Zero-Mode Waveguide Nanowells for Single-Molecule Detection in Living Cells

Sora Yang, Nils Klughammer, Anders Barth, Marvin E. Tanenbaum*, Cees Dekker*

*Corresponding author for this work

Research output: Contribution to journalArticleScientificpeer-review

10 Downloads (Pure)


Single-molecule fluorescence imaging experiments generally require sub-nanomolar protein concentrations to isolate single protein molecules, which makes such experiments challenging in live cells due to high intracellular protein concentrations. Here, we show that single-molecule observations can be achieved in live cells through a drastic reduction in the observation volume using overmilled zero-mode waveguides (ZMWs- subwavelength-size holes in a metal film). Overmilling of the ZMW in a palladium film creates a nanowell of tunable size in the glass layer below the aperture, which cells can penetrate. We present a thorough theoretical and experimental characterization of the optical properties of these nanowells over a wide range of ZMW diameters and overmilling depths, showing an excellent signal confinement and a 5-fold fluorescence enhancement of fluorescent molecules inside nanowells. ZMW nanowells facilitate live-cell imaging as cells form stable protrusions into the nanowells. Importantly, the nanowells greatly reduce the cytoplasmic background fluorescence, enabling the detection of individual membrane-bound fluorophores in the presence of high cytoplasmic expression levels, which could not be achieved with TIRF microscopy. Zero-mode waveguide nanowells thus provide great potential to study individual proteins in living cells.

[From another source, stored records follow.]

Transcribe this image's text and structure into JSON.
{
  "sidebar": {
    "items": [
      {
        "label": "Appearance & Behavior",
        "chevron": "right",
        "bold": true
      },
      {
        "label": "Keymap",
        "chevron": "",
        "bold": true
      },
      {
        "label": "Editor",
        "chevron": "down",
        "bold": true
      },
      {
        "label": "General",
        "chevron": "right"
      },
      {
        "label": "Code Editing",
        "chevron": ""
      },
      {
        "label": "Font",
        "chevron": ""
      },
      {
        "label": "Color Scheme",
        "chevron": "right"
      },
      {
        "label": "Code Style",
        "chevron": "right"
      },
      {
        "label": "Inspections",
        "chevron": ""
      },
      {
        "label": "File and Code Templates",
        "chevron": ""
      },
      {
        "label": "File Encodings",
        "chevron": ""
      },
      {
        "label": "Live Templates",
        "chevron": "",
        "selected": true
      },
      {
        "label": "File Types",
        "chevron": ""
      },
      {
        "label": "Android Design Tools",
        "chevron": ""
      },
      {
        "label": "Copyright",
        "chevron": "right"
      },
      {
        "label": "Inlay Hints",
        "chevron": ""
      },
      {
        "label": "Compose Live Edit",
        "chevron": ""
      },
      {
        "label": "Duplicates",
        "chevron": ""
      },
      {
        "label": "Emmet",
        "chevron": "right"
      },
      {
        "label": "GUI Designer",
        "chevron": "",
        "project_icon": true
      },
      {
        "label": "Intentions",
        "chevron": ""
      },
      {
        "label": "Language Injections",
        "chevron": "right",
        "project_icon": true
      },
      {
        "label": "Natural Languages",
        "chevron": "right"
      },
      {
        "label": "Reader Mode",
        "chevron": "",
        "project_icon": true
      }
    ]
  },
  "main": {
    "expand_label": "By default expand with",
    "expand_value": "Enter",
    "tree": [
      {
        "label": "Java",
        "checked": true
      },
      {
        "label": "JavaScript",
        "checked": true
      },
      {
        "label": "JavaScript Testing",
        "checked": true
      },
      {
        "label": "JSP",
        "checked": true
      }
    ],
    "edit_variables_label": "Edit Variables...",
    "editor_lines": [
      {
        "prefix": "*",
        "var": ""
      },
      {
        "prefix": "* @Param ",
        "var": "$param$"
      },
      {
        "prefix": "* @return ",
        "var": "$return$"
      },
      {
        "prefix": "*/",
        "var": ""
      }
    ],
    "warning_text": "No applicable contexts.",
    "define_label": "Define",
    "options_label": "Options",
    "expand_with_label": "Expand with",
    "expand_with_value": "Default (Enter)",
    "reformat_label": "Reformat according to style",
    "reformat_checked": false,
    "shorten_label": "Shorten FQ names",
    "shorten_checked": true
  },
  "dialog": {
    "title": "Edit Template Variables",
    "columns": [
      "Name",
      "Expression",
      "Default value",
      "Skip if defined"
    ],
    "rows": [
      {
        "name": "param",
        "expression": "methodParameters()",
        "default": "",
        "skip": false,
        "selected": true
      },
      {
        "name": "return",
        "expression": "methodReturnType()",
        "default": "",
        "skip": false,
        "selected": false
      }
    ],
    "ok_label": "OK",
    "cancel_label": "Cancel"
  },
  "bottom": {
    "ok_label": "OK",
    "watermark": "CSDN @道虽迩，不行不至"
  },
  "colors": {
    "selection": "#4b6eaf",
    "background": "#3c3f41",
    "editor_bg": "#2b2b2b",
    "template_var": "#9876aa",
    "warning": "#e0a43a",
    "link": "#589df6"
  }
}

Original languageEnglish
Pages (from-to)20179-20193
Number of pages15
JournalACS Nano
Issue number20
Publication statusPublished - 2023


  • fluorescence correlation spectroscopy
  • fluorescence enhancement
  • fluorescence microscopy
  • live-cell imaging
  • palladium
  • single-molecule fluorescence
  • zero-mode waveguide


Dive into the research topics of 'Zero-Mode Waveguide Nanowells for Single-Molecule Detection in Living Cells'. Together they form a unique fingerprint.

Cite this